The importance of the unconscious according to new studies
A group of neurologists and psychologists from Yale, Princeton and Harvard University, including John A. Bargh, have discovered a new conception of the unconscious that gives insights a power that had not been thought of until now. Processes such as intuitions, impressions, presentiments, etc., are associated with the unconscious, which is responsible not only for most of the decisions we make, but also for all decisions that require a certain complexity regarding the process. cognitive.
The subject of insights is a rather important subject of study and there is still a lot to learn about it. In fact, for some time we have been talking about a concept called “neuroeconomics”, a current of thought that supports the importance of making economic decisions based on emotions and not only on calculations, in an intuitive key and not only on the basis of research, forecasts and technical analysis. In his book “Intuitive decisions” (Ariel, 2008), social psychologist Gerd Gigerenzer shows several examples of how instinct takes on more importance than reason in situations where everything should seemingly be under control. The fact is that reason sometimes paralyzes.
When we have too much information available to try to assimilate a reality, it tends to become more and more incomprehensible as more data accumulates. As the saying goes, “look at the trees and don’t see the forest”.
Can we trust our impressions?
We use them all the time, we think for example of the activities that we start without knowing if we will be successful and then end up proving to be very rewarding. Should we therefore pay more attention to the whims of our heart than to the safety of our brain? It is impossible to say with certainty. In the book “In the blink of an eye. The Secret Power of Intuitive Thinking ”(Taurus, 2005), Malcolm Gladwell states that intuition is precisely that capacity of rapid cognition that the brain has in making instant judgments. Intuition, therefore, is not something as hasty as it is thought.

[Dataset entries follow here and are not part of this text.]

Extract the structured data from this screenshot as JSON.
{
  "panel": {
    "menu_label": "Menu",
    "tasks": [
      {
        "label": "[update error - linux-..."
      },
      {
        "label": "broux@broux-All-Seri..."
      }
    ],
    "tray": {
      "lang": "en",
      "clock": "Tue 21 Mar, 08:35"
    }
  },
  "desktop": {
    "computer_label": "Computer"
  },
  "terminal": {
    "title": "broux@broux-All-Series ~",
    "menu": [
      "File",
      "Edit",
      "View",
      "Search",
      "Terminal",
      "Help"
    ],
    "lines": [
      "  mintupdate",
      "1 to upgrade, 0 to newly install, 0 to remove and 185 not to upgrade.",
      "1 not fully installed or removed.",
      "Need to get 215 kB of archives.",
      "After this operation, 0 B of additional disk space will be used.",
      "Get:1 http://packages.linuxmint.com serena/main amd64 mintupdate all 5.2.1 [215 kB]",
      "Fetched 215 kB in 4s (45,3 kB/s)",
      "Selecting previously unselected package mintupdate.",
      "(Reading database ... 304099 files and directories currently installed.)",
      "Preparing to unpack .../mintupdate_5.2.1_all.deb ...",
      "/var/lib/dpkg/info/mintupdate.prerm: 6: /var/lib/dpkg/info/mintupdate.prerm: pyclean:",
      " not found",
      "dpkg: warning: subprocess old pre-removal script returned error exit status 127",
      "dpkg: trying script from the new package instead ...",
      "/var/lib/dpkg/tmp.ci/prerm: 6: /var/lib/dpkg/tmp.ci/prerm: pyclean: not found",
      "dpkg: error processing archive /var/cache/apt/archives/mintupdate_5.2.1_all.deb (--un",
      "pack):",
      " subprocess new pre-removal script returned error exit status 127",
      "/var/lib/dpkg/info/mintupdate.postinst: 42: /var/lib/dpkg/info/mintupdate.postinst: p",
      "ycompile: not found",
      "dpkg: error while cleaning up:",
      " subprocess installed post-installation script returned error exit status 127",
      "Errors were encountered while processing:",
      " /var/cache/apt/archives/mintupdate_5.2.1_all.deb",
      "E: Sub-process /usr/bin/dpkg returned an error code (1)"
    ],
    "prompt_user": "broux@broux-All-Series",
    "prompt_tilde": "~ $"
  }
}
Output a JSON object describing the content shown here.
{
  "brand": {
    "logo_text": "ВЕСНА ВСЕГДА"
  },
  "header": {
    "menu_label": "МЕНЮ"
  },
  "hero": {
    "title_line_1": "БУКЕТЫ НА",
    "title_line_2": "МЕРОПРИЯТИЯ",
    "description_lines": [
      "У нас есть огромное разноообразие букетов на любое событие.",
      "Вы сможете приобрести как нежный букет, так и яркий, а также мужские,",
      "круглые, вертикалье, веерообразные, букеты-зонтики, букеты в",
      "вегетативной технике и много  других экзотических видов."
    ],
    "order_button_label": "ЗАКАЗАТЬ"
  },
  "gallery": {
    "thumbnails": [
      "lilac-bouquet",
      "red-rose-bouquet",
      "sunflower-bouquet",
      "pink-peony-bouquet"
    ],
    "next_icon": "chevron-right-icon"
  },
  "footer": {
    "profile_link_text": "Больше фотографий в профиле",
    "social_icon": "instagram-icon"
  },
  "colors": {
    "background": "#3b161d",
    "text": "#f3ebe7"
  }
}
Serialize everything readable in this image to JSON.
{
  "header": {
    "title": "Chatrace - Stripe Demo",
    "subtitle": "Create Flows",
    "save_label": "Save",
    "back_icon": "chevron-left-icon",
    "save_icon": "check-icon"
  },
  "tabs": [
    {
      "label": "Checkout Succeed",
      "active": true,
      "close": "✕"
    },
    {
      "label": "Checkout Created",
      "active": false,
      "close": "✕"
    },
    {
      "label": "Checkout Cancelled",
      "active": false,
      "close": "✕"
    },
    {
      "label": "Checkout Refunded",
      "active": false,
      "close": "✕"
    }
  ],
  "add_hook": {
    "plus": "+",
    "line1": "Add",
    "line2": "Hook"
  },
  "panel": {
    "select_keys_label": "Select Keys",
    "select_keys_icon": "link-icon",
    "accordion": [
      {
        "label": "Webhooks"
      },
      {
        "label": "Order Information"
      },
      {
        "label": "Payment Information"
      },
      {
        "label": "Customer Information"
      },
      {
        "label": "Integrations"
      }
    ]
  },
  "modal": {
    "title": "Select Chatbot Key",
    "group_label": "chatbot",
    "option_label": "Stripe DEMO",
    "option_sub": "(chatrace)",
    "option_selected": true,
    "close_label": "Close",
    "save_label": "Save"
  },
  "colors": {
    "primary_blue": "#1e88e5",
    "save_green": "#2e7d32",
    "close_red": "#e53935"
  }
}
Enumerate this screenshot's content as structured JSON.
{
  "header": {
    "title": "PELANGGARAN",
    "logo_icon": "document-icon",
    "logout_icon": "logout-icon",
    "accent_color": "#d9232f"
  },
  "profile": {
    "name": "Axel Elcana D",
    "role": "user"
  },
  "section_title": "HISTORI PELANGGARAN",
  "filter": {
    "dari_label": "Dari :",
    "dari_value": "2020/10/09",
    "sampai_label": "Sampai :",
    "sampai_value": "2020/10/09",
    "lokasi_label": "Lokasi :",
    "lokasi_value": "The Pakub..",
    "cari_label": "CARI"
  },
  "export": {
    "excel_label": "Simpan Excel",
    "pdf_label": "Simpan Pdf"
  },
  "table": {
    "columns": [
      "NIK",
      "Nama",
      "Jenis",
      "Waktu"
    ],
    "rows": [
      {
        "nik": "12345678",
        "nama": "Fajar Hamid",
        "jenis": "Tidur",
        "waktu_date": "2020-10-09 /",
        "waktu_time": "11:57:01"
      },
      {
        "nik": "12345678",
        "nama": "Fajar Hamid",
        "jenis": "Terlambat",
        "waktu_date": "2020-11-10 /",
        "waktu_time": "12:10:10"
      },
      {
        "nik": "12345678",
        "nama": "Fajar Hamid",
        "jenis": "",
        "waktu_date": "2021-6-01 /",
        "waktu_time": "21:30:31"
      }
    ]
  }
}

While some of our intuitions are mere pre-sensations with no basis, others are the result of more complex mental processes. Even impressions can be seen as simple backpacks where our previous experiences, our memories, our personality, all the resources we have and which, in a given moment, help us make a decision are accumulated.
Should I get married to this person? Should I quit this job and start a new business? If our impression is affirmative, it will not be due to an unfounded or irrational process, but to a whole set of information stored in our unconscious (like a sort of sophisticated library) and which allow us to give a quick answer, after a lightning-fast evaluation.. So why not pay attention to it?